*** Opening of DATA TO PROCESS ***

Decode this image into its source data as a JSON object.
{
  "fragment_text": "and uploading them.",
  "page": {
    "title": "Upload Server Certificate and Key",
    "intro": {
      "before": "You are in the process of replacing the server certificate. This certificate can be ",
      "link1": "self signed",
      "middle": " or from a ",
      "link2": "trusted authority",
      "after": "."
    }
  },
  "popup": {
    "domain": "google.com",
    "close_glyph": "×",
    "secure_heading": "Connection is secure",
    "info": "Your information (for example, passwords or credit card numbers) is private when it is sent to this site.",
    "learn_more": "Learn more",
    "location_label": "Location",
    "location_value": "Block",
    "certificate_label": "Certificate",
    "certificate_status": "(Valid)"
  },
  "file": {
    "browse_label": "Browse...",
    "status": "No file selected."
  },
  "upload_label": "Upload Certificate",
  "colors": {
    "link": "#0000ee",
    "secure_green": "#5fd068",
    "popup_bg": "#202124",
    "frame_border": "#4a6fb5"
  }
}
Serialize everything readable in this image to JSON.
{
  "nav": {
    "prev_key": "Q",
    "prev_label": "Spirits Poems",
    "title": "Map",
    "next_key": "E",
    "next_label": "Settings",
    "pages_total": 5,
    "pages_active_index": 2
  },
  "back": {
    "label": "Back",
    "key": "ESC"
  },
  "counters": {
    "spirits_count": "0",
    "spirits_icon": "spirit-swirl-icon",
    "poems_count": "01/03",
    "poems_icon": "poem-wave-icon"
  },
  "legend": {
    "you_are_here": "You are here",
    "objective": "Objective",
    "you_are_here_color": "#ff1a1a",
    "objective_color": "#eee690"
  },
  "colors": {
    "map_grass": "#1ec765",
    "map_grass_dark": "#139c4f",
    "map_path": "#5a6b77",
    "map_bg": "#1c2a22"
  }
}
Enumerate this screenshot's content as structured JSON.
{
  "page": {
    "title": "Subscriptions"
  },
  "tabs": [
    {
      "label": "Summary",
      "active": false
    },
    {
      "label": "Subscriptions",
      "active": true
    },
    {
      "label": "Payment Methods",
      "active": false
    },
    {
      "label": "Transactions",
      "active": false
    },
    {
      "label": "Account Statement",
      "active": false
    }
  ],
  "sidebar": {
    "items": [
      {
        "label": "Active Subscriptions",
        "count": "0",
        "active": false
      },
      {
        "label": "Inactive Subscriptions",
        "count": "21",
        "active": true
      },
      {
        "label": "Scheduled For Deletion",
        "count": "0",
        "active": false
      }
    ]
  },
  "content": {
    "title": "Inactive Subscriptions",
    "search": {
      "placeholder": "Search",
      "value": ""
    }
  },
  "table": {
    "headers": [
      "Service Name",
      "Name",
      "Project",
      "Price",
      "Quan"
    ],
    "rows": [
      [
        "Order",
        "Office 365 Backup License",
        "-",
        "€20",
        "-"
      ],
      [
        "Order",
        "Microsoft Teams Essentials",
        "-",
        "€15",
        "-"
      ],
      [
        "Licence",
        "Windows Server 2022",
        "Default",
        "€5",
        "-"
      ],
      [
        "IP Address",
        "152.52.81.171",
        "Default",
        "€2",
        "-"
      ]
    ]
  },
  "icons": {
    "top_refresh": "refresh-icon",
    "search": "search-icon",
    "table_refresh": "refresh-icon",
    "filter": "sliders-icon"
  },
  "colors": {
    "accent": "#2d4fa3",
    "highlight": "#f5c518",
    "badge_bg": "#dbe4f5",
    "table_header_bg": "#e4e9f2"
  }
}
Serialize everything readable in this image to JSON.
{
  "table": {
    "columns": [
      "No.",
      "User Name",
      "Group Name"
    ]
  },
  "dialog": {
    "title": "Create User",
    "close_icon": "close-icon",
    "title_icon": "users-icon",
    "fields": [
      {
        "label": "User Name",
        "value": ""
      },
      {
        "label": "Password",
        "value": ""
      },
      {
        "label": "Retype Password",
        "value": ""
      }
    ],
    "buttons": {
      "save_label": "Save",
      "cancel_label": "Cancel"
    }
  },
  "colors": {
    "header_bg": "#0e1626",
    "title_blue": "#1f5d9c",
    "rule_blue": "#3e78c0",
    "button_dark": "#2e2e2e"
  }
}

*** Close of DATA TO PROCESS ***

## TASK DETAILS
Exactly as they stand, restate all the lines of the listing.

## ANSWER TO THIS EXERCISE
Decode this image into its source data as a JSON object.
{
  "fragment_text": "and uploading them.",
  "page": {
    "title": "Upload Server Certificate and Key",
    "intro": {
      "before": "You are in the process of replacing the server certificate. This certificate can be ",
      "link1": "self signed",
      "middle": " or from a ",
      "link2": "trusted authority",
      "after": "."
    }
  },
  "popup": {
    "domain": "google.com",
    "close_glyph": "×",
    "secure_heading": "Connection is secure",
    "info": "Your information (for example, passwords or credit card numbers) is private when it is sent to this site.",
    "learn_more": "Learn more",
    "location_label": "Location",
    "location_value": "Block",
    "certificate_label": "Certificate",
    "certificate_status": "(Valid)"
  },
  "file": {
    "browse_label": "Browse...",
    "status": "No file selected."
  },
  "upload_label": "Upload Certificate",
  "colors": {
    "link": "#0000ee",
    "secure_green": "#5fd068",
    "popup_bg": "#202124",
    "frame_border": "#4a6fb5"
  }
}
Serialize everything readable in this image to JSON.
{
  "nav": {
    "prev_key": "Q",
    "prev_label": "Spirits Poems",
    "title": "Map",
    "next_key": "E",
    "next_label": "Settings",
    "pages_total": 5,
    "pages_active_index": 2
  },
  "back": {
    "label": "Back",
    "key": "ESC"
  },
  "counters": {
    "spirits_count": "0",
    "spirits_icon": "spirit-swirl-icon",
    "poems_count": "01/03",
    "poems_icon": "poem-wave-icon"
  },
  "legend": {
    "you_are_here": "You are here",
    "objective": "Objective",
    "you_are_here_color": "#ff1a1a",
    "objective_color": "#eee690"
  },
  "colors": {
    "map_grass": "#1ec765",
    "map_grass_dark": "#139c4f",
    "map_path": "#5a6b77",
    "map_bg": "#1c2a22"
  }
}
Enumerate this screenshot's content as structured JSON.
{
  "page": {
    "title": "Subscriptions"
  },
  "tabs": [
    {
      "label": "Summary",
      "active": false
    },
    {
      "label": "Subscriptions",
      "active": true
    },
    {
      "label": "Payment Methods",
      "active": false
    },
    {
      "label": "Transactions",
      "active": false
    },
    {
      "label": "Account Statement",
      "active": false
    }
  ],
  "sidebar": {
    "items": [
      {
        "label": "Active Subscriptions",
        "count": "0",
        "active": false
      },
      {
        "label": "Inactive Subscriptions",
        "count": "21",
        "active": true
      },
      {
        "label": "Scheduled For Deletion",
        "count": "0",
        "active": false
      }
    ]
  },
  "content": {
    "title": "Inactive Subscriptions",
    "search": {
      "placeholder": "Search",
      "value": ""
    }
  },
  "table": {
    "headers": [
      "Service Name",
      "Name",
      "Project",
      "Price",
      "Quan"
    ],
    "rows": [
      [
        "Order",
        "Office 365 Backup License",
        "-",
        "€20",
        "-"
      ],
      [
        "Order",
        "Microsoft Teams Essentials",
        "-",
        "€15",
        "-"
      ],
      [
        "Licence",
        "Windows Server 2022",
        "Default",
        "€5",
        "-"
      ],
      [
        "IP Address",
        "152.52.81.171",
        "Default",
        "€2",
        "-"
      ]
    ]
  },
  "icons": {
    "top_refresh": "refresh-icon",
    "search": "search-icon",
    "table_refresh": "refresh-icon",
    "filter": "sliders-icon"
  },
  "colors": {
    "accent": "#2d4fa3",
    "highlight": "#f5c518",
    "badge_bg": "#dbe4f5",
    "table_header_bg": "#e4e9f2"
  }
}
Serialize everything readable in this image to JSON.
{
  "table": {
    "columns": [
      "No.",
      "User Name",
      "Group Name"
    ]
  },
  "dialog": {
    "title": "Create User",
    "close_icon": "close-icon",
    "title_icon": "users-icon",
    "fields": [
      {
        "label": "User Name",
        "value": ""
      },
      {
        "label": "Password",
        "value": ""
      },
      {
        "label": "Retype Password",
        "value": ""
      }
    ],
    "buttons": {
      "save_label": "Save",
      "cancel_label": "Cancel"
    }
  },
  "colors": {
    "header_bg": "#0e1626",
    "title_blue": "#1f5d9c",
    "rule_blue": "#3e78c0",
    "button_dark": "#2e2e2e"
  }
}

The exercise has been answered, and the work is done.